Historical Significance

First Election Disputed

The election of 1876, which brought Hayes to the presidency, was the first in American history to be hotly disputed. The controversy surrounding the electoral votes cast in various states led to a protracted debate and negotiations in Congress to determine the outcome. Ultimately, the Compromise of 1877 was reached, securing Hayes’ presidency but ending Reconstruction. The disputed election highlighted the fragility of American democracy and the importance of maintaining faith in the electoral process.

Resolving the Electoral Crisis

Hayes’ willingness to accept the Compromise of 1877 and withdraw federal troops from the South marked a critical turning point in American history. This decision effectively ended Reconstruction and ushered in an era of increased racial discrimination and segregation. While Hayes’ actions were met with criticism by some, he believed that pursuing a peaceful resolution was essential for the healing and reunification of the nation. The Compromise of 1877 set a precedent for future presidents facing contentious elections and highlighted the importance of compromise and unity.

Impact on Subsequent Presidents

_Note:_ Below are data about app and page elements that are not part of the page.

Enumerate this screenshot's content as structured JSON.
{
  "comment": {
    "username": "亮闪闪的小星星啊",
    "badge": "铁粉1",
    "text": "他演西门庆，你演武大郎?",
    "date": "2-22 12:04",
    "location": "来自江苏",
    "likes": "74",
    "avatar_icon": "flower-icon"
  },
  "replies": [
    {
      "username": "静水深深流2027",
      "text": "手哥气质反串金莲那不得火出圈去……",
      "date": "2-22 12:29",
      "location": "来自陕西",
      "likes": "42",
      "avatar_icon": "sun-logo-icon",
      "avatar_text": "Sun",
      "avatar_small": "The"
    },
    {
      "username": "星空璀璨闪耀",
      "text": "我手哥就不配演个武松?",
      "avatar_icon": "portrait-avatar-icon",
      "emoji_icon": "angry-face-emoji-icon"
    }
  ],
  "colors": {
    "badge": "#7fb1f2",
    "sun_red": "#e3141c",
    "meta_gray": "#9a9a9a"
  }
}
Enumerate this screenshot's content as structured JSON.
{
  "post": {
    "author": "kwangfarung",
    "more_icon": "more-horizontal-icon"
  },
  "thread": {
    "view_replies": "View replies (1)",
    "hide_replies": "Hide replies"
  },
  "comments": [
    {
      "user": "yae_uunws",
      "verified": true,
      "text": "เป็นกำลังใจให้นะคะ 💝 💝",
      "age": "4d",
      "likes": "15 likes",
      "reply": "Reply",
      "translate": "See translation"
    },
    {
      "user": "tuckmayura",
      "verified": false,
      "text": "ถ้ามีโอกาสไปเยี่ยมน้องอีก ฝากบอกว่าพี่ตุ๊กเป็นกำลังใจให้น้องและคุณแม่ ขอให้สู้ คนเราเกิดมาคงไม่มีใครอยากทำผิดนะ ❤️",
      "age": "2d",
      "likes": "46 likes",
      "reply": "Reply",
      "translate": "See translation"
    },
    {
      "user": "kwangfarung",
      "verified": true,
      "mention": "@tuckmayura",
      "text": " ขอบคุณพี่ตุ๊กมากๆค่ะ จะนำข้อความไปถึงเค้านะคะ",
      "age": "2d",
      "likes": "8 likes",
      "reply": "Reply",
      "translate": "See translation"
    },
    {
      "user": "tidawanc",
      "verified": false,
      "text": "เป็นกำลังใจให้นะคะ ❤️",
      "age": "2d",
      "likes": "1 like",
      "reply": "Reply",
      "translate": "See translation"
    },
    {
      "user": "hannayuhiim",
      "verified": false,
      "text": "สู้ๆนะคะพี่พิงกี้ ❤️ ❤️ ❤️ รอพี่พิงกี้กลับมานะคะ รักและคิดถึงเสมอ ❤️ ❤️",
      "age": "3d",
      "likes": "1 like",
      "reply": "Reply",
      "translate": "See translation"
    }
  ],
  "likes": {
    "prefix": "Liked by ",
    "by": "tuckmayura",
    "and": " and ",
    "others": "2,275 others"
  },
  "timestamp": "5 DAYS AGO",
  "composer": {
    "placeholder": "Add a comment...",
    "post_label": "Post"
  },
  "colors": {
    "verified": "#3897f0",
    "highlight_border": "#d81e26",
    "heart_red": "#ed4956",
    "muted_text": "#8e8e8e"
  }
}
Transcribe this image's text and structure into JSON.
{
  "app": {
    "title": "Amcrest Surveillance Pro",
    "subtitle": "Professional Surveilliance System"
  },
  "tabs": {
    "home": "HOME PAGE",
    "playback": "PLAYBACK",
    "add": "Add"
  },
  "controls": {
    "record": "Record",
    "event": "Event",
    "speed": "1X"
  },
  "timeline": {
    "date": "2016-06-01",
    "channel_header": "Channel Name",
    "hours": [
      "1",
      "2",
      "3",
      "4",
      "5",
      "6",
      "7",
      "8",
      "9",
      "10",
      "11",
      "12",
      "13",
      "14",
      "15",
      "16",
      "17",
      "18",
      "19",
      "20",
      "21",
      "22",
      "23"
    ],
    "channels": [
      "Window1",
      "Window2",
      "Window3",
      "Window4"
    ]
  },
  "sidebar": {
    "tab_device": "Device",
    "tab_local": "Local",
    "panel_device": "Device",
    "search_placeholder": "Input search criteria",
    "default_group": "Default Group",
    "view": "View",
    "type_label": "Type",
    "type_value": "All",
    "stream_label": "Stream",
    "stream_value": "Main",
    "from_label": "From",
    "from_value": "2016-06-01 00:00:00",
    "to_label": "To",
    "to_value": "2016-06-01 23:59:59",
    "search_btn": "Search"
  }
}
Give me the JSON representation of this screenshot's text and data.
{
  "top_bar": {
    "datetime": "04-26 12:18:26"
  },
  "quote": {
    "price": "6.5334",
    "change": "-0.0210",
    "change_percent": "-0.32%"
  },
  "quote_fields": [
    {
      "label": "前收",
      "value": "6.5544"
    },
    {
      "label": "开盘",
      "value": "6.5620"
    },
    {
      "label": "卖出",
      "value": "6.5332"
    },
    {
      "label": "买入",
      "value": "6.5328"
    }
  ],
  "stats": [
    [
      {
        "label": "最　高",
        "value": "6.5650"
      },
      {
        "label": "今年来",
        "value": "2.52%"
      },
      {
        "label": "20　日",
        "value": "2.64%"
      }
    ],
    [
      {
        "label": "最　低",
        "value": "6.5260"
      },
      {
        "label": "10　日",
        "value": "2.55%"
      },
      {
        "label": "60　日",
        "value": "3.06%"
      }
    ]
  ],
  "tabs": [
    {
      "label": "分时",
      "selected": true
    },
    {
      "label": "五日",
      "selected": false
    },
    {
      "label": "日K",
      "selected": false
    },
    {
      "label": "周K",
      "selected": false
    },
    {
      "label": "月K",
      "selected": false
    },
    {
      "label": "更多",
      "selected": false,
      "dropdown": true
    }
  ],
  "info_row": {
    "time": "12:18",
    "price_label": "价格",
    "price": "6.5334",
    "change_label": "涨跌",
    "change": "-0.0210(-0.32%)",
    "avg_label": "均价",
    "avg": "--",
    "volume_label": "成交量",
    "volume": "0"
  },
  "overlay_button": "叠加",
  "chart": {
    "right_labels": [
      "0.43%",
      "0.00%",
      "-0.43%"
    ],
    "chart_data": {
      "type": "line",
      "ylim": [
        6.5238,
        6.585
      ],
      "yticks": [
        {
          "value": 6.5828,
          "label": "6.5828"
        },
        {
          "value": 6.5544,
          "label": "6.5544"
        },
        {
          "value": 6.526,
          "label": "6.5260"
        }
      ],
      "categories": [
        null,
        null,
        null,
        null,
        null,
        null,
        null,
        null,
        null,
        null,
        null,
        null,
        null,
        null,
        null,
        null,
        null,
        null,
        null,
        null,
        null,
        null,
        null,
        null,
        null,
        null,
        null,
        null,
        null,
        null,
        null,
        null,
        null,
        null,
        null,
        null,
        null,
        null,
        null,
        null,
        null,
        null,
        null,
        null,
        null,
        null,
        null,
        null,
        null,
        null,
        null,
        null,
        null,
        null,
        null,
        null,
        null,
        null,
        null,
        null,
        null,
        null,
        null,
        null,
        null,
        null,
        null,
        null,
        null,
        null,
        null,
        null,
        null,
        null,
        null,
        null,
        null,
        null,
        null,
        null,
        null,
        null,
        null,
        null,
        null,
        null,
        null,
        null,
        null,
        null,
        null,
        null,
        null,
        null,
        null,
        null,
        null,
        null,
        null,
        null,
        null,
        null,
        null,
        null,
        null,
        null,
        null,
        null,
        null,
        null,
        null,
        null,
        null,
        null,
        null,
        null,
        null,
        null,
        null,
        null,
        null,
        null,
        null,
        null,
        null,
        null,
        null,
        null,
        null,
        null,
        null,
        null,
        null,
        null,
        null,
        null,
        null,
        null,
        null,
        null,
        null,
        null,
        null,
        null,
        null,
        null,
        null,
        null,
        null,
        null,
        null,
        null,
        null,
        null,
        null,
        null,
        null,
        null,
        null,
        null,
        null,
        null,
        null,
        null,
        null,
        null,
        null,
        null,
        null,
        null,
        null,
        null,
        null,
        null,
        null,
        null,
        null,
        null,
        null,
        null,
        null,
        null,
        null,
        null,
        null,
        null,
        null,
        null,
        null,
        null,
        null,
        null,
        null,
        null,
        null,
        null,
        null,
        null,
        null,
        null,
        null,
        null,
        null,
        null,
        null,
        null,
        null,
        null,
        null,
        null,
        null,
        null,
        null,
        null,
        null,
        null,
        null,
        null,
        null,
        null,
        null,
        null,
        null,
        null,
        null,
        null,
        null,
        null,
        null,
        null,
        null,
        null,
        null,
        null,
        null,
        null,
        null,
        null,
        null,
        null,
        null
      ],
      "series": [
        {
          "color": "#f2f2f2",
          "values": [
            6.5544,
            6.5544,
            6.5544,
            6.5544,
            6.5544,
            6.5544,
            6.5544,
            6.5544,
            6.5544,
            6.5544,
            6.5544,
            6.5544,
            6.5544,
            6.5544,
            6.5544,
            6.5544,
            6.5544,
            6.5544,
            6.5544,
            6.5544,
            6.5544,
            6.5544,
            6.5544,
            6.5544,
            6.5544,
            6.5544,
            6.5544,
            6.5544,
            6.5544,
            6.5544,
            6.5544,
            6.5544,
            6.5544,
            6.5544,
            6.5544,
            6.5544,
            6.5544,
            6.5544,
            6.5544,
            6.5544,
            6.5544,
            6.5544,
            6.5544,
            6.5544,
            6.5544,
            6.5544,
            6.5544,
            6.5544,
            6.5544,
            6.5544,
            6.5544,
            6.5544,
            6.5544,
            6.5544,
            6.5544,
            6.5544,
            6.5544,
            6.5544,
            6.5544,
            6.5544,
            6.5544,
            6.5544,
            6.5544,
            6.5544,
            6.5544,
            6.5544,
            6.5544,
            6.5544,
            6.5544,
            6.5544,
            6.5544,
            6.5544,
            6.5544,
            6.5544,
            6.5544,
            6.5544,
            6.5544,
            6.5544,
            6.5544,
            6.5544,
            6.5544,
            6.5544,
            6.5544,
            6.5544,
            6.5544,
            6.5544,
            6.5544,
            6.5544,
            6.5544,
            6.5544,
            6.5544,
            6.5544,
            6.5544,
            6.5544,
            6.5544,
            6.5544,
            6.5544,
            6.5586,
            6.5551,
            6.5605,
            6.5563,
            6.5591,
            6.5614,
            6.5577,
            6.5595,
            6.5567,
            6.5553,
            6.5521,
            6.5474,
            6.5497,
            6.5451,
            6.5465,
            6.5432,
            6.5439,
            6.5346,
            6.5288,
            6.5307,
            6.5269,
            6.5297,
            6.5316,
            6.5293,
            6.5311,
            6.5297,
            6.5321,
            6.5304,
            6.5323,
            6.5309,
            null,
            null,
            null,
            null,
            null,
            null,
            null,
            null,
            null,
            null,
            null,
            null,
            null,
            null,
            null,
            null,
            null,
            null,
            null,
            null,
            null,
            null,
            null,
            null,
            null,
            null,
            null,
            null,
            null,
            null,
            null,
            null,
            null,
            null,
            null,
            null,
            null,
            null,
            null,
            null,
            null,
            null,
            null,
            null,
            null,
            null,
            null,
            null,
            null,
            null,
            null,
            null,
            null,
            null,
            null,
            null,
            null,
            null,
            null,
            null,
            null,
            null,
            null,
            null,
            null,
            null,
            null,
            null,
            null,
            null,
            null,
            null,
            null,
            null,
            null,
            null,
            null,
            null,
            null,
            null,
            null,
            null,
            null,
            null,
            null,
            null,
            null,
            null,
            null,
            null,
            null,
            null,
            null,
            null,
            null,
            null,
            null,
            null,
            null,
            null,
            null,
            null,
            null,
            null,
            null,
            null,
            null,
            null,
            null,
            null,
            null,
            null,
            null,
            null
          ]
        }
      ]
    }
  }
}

Hayes’ commitment to civil rights and civil service reform laid the groundwork for future presidents to continue the fight for equal rights and merit-based appointments. His efforts to address corruption and promote fair business practices left a lasting impact on subsequent administrations. Hayes’ presidency marked a transition from the tumultuous years of Reconstruction to the beginning of a new era characterized by economic growth and the pursuit of social progress. His dedication to public service and adherence to ethical standards set an example for future leaders, shaping the course of American politics.